=== Begin Enclosure ===

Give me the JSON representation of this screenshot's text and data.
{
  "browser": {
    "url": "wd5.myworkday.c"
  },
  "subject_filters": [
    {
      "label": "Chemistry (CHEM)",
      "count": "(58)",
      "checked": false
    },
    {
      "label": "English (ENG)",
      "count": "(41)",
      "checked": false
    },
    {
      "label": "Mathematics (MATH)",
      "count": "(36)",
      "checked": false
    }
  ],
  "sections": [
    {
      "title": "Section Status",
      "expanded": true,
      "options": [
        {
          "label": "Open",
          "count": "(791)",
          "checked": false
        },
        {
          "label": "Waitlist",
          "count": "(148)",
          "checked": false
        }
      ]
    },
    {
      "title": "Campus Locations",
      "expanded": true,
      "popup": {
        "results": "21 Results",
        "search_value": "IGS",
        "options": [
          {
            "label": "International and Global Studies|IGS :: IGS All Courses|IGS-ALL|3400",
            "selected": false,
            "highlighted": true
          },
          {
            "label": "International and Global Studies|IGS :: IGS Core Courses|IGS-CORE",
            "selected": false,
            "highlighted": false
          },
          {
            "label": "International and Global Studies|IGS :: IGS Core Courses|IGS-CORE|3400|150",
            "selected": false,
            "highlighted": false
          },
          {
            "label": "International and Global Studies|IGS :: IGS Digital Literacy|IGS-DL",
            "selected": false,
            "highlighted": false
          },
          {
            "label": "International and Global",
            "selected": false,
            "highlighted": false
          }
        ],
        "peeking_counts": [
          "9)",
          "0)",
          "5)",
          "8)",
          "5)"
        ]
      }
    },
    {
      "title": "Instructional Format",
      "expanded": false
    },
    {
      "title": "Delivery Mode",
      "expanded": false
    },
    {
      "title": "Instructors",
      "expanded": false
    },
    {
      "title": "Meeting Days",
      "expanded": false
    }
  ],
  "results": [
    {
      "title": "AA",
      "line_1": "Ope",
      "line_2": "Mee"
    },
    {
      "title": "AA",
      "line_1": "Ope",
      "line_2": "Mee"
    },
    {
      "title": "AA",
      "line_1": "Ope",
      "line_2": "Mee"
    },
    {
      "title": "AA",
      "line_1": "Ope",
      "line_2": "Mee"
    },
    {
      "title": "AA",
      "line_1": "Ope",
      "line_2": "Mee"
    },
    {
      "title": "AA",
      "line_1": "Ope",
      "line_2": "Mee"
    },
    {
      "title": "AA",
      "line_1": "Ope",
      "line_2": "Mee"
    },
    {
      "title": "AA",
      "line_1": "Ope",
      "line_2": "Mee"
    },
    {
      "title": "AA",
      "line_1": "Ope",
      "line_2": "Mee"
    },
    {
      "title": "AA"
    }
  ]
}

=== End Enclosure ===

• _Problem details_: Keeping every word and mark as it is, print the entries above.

• _Task result_:
Give me the JSON representation of this screenshot's text and data.
{
  "browser": {
    "url": "wd5.myworkday.c"
  },
  "subject_filters": [
    {
      "label": "Chemistry (CHEM)",
      "count": "(58)",
      "checked": false
    },
    {
      "label": "English (ENG)",
      "count": "(41)",
      "checked": false
    },
    {
      "label": "Mathematics (MATH)",
      "count": "(36)",
      "checked": false
    }
  ],
  "sections": [
    {
      "title": "Section Status",
      "expanded": true,
      "options": [
        {
          "label": "Open",
          "count": "(791)",
          "checked": false
        },
        {
          "label": "Waitlist",
          "count": "(148)",
          "checked": false
        }
      ]
    },
    {
      "title": "Campus Locations",
      "expanded": true,
      "popup": {
        "results": "21 Results",
        "search_value": "IGS",
        "options": [
          {
            "label": "International and Global Studies|IGS :: IGS All Courses|IGS-ALL|3400",
            "selected": false,
            "highlighted": true
          },
          {
            "label": "International and Global Studies|IGS :: IGS Core Courses|IGS-CORE",
            "selected": false,
            "highlighted": false
          },
          {
            "label": "International and Global Studies|IGS :: IGS Core Courses|IGS-CORE|3400|150",
            "selected": false,
            "highlighted": false
          },
          {
            "label": "International and Global Studies|IGS :: IGS Digital Literacy|IGS-DL",
            "selected": false,
            "highlighted": false
          },
          {
            "label": "International and Global",
            "selected": false,
            "highlighted": false
          }
        ],
        "peeking_counts": [
          "9)",
          "0)",
          "5)",
          "8)",
          "5)"
        ]
      }
    },
    {
      "title": "Instructional Format",
      "expanded": false
    },
    {
      "title": "Delivery Mode",
      "expanded": false
    },
    {
      "title": "Instructors",
      "expanded": false
    },
    {
      "title": "Meeting Days",
      "expanded": false
    }
  ],
  "results": [
    {
      "title": "AA",
      "line_1": "Ope",
      "line_2": "Mee"
    },
    {
      "title": "AA",
      "line_1": "Ope",
      "line_2": "Mee"
    },
    {
      "title": "AA",
      "line_1": "Ope",
      "line_2": "Mee"
    },
    {
      "title": "AA",
      "line_1": "Ope",
      "line_2": "Mee"
    },
    {
      "title": "AA",
      "line_1": "Ope",
      "line_2": "Mee"
    },
    {
      "title": "AA",
      "line_1": "Ope",
      "line_2": "Mee"
    },
    {
      "title": "AA",
      "line_1": "Ope",
      "line_2": "Mee"
    },
    {
      "title": "AA",
      "line_1": "Ope",
      "line_2": "Mee"
    },
    {
      "title": "AA",
      "line_1": "Ope",
      "line_2": "Mee"
    },
    {
      "title": "AA"
    }
  ]
}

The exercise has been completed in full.